A lot has been said about Covid-19 and the way the virus affects individuals who are HIV-positive. An important question about the coronavirus, however, remains unanswered. Is the efficacy of Covid-19 vaccines high enough when a person is HIV-positive? A recent study has attempted to find the answer in a more thorough way than its predecessors.
Covid-19 Vaccines: A Good Choice for HIV-Positive Individuals
The results of the recent study were published in the International Journal of Infectious Diseases. Researchers compared the effectiveness of the Covid-19 vaccine in a control group to that among HIV-positive participants in the trial.
Post-vaccination results were examined in 2,068 HIV-positive individuals and 4,454 healthy controls.
Researchers found out that HIV-positive individuals who received the Covid-19 shot exhibited positive immunogenicity and effectiveness. While the results were slightly lower than in the case of healthy controls, a second dose of the Covid-19 vaccine was linked to an increase in effectiveness, regardless of HIV status.
According to the research team, the administration of additional booster doses could further improve effectiveness of mRNA vaccines among HIV-positive recipients.
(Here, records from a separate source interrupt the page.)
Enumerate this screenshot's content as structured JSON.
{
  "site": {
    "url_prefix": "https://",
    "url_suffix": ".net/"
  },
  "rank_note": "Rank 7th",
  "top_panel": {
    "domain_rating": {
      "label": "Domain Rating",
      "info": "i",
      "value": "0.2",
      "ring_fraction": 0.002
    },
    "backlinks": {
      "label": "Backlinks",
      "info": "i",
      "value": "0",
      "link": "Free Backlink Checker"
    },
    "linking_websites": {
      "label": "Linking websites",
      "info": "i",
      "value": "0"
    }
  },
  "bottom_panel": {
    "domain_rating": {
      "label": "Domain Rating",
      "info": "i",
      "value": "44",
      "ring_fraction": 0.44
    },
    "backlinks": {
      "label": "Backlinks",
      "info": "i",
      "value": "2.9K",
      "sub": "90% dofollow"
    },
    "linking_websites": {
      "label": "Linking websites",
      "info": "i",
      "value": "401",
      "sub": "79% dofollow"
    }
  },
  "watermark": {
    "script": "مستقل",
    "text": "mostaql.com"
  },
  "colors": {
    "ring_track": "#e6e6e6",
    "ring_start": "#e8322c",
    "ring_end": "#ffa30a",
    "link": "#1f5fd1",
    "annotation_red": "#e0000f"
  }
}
This latest study comes in the aftermath of several smaller clinical trials aimed at establishing the effectiveness of Covid-19 shots among HIV patients. One of the most prominent earlier studies was carried out by Italian researcher Mark Mascolini. The results were presented during the 2021 European AIDS Conference.
The sample group consisted of 166 people with HIV and a control group of healthy individuals. Participants were vaccinated with one of two mRNA vaccines and responses were tracked. It was established that those with CD4 counts of 500 or more had the strongest antibody response to the shot. In fact, the response was as strong as the one among healthy individuals in the control group.
People with a CD4 count in the range from 500 to 200 had a slightly less pronounced response to vaccination. Individuals having a CD4 count under the 200 threshold exhibited the weakest response to the shot.
CD4 or T-cells are an important part of the immune response. These white blood cells are the actual fighters responsible for combatting infectious agents. A CD4 count of 200 or less is considered an important threshold that makes the body very vulnerable to opportunistic infections. It’s also considered the point at which a person gets diagnosed with AIDS and has to immediately start taking medications in order to strengthen the immune response.
Covid-19 Vaccines and HIV: What Are the Current Recommendations
These results and the fact that a fairly large sample group was studied are good news for HIV-positive individuals who want to protect themselves. The findings of the study also come to support current recommendations as far as Covid-19 vaccination goes.
HIV-positive individuals are considered a priority group to receive the Covid-19 shot. The reason is simple. The immunocompromised status of some people dealing with HIV and AIDS increases the risk of complications following a coronavirus infection.
Current research suggests that all commercially available vaccines work well in HIV-positive people who want to protect themselves from a Covid-19 infection. The same applies to booster shots.
One things that has to be kept in mind is that CD4 count is a strong indicator of how effective the vaccination is going to be.
Research suggests that people who have a CD4 count below the threshold of 200 may have a weaker antibody response to the Covid-19 shot. This fact has only been established for mRNA vaccines and additional scientific investigation will have to be carried out, focusing on the effects of other vaccine kinds.
As the Covid-19 vaccines do not introduce an infectious agent in the body, they are considered a safe choice even for those who have a compromised immune response due to their HIV infection.
Important Facts about Covid-19 Shots and HIV Medications
If you’re an HIV-positive person and you’re considering Covid-19 vaccination, you may be wondering about the way in which it’s going to interact with your medications.
Some research suggests that Covid-19 shots may interact with antiretroviral therapy (ART). Anyone who is taking ART medications should talk to their doctor before getting a Covid-19 shot. It’s important for the HIV treatment to remain uninterrupted. Continue taking your medicine, your doctor will give you an idea about how and when to get a Covid-19 shot.
It’s also very important to point out that there’s no evidence of Covid-19 shots reducing the effectiveness of HIV pre-exposure prophylaxis (PrEP) or HIV post-exposure prophylaxis (PEP). These are medications used to prevent a potential HIV infection and they should be administered accordingly, regardless of whether a person has gotten a Covid-19 shot or not.
Know Your Status
Knowing your HIV status, taking measures to protect yourself and seeking treatment if you happen to be positive are all important to maintain your health.
You can easily find out your HIV status by visiting a men’s health clinic like Shim Clinic. Just come to the clinic during working hours every day of the week or contact us to have your questions answered. We promise the provision of detailed information to address every single worry you may have about HIV or other STDs.